The JumpStart Coalition suggests that you let your tweens and teens examine your credit report, and that you and your kids read the terms and conditions on a credit-card statement.

That's all great stuff, especially for young adults who are actually applying for credit cards. But you don't want to inundate tweens and high school students with so many details that their eyes glaze over. To make a lasting impression, focus on the big picture and the basics.

For instance, let kids know that people who use credit cards spend more compared with those who use cash or checks. One study found that customers at fast-food restaurants spend 50% more when they pay with plastic rather than cash, says Baylor University marketing professor James A. Roberts, who studies credit usage.

Other things that adults understand but kids often don't:

  • Credit cards are not free money. By definition they're "credit" cards, meaning that when you use them you're borrowing money from the issuer.

  • The card issuer charges interest. Kids know that banks pay interest on savings accounts, but they're not always aware that banks charge interest -- at a much higher rate -- when you take out a loan.

  • Don't max out your credit. Young people are more likely than older adults to charge up to their credit limit. But to get a top credit score, it's best to hold your charges to 25% of your credit limit, or even less.

  • Pay your bills on time. Credit issuers are watching how you handle your cards, and paying late is the worst black mark on your record. (Learn more about what impacts your credit history.)

  • Blots on your credit record can affect your ability to get a job, rent an apartment, buy a car or get a cell phone. See Why Your Credit Score Matters for more info.

  • Pay your bill in full each month, if you can, and always pay more than the minimum. Use our online calculator to show kids that, for example, if you pay $50 a month on a $2,000 balance at 18%, it will take more than five years to pay off the debt. Pay less than $30 a month and you'll never be out of debt.

Mom and Dad, share your personal experiences with your kids. They'll love to hear how you screwed up and then made things right. If you're still in credit trouble, take the opportunity to clean up your act.
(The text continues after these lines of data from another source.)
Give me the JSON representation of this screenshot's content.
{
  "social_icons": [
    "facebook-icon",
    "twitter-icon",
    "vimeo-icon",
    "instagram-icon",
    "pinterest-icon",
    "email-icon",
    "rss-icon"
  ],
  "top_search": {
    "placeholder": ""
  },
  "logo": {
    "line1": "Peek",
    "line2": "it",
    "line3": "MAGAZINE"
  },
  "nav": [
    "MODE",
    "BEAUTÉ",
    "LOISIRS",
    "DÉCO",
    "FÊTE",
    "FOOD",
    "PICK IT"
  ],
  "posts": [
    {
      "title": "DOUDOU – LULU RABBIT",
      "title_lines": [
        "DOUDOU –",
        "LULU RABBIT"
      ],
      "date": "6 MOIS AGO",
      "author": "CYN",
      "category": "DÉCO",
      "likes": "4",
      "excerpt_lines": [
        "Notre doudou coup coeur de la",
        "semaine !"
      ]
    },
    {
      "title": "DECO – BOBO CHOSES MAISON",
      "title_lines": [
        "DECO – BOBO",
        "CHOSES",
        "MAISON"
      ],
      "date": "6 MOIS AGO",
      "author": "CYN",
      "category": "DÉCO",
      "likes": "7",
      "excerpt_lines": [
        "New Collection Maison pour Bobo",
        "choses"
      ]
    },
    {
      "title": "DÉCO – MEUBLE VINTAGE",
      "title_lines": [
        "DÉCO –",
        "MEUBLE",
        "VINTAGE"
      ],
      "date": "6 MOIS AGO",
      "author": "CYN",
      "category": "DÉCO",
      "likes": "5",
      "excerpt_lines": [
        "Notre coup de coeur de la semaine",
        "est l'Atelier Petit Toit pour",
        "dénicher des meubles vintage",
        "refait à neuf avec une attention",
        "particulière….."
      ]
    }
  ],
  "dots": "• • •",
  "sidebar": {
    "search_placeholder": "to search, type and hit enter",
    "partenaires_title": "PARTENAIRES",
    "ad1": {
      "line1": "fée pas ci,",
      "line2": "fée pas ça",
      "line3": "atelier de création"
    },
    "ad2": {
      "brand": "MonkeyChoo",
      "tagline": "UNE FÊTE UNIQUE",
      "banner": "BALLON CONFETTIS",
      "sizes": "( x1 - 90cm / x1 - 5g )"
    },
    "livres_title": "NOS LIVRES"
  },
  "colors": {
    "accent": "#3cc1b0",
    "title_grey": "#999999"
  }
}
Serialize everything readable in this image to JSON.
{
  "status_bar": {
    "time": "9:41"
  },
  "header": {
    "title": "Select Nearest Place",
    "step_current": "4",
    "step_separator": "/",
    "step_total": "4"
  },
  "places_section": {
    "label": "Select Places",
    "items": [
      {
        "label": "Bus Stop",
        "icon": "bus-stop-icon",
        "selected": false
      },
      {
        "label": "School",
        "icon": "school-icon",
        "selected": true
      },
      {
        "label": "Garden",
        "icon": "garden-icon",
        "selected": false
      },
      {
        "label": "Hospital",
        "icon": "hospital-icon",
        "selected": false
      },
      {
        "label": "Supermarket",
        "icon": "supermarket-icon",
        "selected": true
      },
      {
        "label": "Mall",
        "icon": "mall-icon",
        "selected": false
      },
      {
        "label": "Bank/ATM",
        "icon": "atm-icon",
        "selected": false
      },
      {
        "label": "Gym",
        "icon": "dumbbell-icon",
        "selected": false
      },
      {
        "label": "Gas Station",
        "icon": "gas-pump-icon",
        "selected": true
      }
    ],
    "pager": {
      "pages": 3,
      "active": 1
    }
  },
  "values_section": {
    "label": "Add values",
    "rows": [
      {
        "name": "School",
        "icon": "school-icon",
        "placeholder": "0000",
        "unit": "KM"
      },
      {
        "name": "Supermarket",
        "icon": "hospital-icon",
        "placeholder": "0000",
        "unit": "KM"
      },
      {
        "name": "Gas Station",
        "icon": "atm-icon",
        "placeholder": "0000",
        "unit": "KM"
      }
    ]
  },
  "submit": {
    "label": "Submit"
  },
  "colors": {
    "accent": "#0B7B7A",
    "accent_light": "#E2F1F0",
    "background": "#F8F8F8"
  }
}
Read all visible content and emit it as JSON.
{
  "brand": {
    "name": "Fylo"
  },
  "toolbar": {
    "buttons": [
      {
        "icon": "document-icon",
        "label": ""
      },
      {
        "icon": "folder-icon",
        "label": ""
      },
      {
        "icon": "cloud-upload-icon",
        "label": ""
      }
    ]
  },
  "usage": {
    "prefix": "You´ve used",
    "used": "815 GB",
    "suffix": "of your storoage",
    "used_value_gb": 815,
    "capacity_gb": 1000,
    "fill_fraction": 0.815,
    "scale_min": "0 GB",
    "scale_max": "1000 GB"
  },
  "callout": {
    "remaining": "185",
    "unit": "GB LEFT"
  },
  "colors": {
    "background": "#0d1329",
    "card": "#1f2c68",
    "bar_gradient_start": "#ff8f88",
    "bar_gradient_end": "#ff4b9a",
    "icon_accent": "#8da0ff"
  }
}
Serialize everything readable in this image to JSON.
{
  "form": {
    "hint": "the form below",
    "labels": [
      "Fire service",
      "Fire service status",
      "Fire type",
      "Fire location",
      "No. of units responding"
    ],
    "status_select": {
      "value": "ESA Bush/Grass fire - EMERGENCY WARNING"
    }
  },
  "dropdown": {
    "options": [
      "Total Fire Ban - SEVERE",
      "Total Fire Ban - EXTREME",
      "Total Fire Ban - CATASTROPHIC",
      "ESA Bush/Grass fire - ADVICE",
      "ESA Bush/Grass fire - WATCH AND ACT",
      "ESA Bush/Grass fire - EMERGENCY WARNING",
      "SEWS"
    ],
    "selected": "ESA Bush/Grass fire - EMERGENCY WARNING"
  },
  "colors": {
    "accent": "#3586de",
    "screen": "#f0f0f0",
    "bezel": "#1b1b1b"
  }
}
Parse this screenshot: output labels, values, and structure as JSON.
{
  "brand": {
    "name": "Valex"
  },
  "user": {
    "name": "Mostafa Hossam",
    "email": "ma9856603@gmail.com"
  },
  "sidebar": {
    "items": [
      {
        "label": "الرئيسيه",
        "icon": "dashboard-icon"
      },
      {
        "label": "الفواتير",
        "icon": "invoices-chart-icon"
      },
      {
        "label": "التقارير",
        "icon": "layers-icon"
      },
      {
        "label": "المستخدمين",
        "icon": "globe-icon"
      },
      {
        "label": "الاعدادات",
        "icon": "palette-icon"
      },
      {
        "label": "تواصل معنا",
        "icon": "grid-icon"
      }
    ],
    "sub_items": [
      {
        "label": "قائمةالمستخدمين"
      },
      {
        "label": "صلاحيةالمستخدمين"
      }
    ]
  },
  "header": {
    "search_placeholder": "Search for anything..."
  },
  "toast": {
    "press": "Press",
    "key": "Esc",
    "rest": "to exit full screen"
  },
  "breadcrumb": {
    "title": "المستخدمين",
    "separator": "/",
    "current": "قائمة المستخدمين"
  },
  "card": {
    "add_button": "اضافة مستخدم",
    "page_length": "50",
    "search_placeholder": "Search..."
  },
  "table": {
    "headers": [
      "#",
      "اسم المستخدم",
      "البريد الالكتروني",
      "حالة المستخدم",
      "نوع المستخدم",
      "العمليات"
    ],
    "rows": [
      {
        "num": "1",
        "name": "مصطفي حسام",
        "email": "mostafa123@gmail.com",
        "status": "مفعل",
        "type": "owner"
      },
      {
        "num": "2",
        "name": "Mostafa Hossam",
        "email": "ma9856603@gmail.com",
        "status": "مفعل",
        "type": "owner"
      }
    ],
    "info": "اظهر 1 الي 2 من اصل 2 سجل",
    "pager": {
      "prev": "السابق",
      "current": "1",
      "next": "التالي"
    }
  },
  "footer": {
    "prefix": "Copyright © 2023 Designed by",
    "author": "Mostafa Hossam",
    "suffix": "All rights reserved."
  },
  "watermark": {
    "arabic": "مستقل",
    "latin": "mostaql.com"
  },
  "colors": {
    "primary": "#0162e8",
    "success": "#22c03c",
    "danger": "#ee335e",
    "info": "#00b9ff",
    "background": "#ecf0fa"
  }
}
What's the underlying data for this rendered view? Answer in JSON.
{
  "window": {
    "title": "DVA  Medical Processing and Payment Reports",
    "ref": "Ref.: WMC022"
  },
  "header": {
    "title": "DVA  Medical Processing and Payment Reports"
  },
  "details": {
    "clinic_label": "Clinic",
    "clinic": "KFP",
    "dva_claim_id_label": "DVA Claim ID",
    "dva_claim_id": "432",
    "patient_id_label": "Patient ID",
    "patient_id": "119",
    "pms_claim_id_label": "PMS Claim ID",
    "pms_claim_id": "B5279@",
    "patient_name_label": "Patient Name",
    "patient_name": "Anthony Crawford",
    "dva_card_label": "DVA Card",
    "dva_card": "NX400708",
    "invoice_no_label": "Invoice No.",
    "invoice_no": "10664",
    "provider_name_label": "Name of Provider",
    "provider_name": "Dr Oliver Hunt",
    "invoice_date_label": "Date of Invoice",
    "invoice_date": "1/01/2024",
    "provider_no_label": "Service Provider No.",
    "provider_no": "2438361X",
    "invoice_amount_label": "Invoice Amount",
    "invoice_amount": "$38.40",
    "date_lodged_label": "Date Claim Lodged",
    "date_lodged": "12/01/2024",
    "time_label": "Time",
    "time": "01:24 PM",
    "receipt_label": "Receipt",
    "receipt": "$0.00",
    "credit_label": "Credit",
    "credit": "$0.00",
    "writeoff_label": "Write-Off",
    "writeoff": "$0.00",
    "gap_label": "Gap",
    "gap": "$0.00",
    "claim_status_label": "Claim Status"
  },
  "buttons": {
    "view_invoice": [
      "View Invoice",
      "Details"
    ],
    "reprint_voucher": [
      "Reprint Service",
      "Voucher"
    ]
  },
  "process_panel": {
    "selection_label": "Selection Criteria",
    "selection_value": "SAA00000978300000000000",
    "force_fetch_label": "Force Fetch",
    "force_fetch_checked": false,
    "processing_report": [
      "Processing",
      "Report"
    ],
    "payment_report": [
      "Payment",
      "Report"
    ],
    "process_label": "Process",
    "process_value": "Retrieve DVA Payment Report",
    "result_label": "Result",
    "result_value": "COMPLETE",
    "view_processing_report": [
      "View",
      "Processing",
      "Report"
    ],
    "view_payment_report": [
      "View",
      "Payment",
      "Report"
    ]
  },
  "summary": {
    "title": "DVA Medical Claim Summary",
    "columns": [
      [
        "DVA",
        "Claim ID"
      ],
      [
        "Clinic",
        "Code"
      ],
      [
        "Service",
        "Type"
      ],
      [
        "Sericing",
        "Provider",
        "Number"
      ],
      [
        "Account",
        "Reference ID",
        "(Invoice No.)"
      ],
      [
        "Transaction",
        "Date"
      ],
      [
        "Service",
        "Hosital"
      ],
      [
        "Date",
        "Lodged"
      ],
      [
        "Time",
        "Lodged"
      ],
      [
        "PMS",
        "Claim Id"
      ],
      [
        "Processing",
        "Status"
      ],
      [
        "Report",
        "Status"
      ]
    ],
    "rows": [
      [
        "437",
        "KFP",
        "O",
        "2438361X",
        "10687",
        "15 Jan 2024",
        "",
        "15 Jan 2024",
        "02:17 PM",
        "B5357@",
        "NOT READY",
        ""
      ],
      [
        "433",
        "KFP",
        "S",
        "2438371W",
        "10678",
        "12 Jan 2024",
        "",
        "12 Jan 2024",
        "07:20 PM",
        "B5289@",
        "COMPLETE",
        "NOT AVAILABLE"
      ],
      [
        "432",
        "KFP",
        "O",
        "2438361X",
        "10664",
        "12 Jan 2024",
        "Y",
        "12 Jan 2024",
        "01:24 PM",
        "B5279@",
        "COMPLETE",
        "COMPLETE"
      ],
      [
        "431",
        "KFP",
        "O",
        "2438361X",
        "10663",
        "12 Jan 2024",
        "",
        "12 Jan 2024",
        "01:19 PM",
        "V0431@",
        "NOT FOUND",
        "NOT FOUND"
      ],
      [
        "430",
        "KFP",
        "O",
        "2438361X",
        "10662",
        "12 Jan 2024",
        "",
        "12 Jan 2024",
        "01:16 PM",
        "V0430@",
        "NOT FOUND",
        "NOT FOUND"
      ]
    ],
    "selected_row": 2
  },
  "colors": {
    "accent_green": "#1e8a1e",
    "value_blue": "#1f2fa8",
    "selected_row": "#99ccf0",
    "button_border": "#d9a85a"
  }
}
See Don't Let Debt Get You Down for help.

LAST WEEK: Best Time for First Credit Card

Most Popular

The Perfect Storm for Retirees
retirement planning

The Perfect Storm for Retirees

Today’s retirees could face a perfect storm because they are living longer and spending more time in retirement, while at the same time losing access …
April 18, 2021
The Wrong Way to Achieve Wealth
personal finance

The Wrong Way to Achieve Wealth

For some down-to-earth, basic advice on money and life, I have a book to recommend: “Your Total Wealth: The Heart and Soul of Financial Literacy.”
April 17, 2021
Child Tax Credit 2021: Who Gets $3,600? Will I Get Monthly Payments? And Other FAQs
Coronavirus and Your Money

Child Tax Credit 2021: Who Gets $3,600? Will I Get Monthly Payments? And Other FAQs

People have lots of questions about the new $3,000 or $3,600 child tax credit and the advance payments that the IRS will send to most families in 2021…
April 14, 2021

Recommended

What You Need to Know about College 529 Savings Plans
529 Plans

What You Need to Know about College 529 Savings Plans

Do you know how much you’re able to contribute or what the funds could be used to pay for? How about how contributing affects your taxes? Check out th…
April 14, 2021
37 Ways to Earn Extra Cash in 2021
business

37 Ways to Earn Extra Cash in 2021

We flag a wide variety of cool side hustles to earn bonus bucks to cover expenses expected and unexpected as we begin to emerge from the pandemic lock…
April 8, 2021
The Hazards of Buy Now, Pay Later
Smart Buying

The Hazards of Buy Now, Pay Later

Breaking up payments can make a big purchase seem cheaper, which can tempt you to overspend.
March 31, 2021
Get Free Weekly Credit Reports for Another Year
Coronavirus and Your Money

Get Free Weekly Credit Reports for Another Year

Take advantage of the extension to check each report for errors or signs of fraudulent activity.
March 26, 2021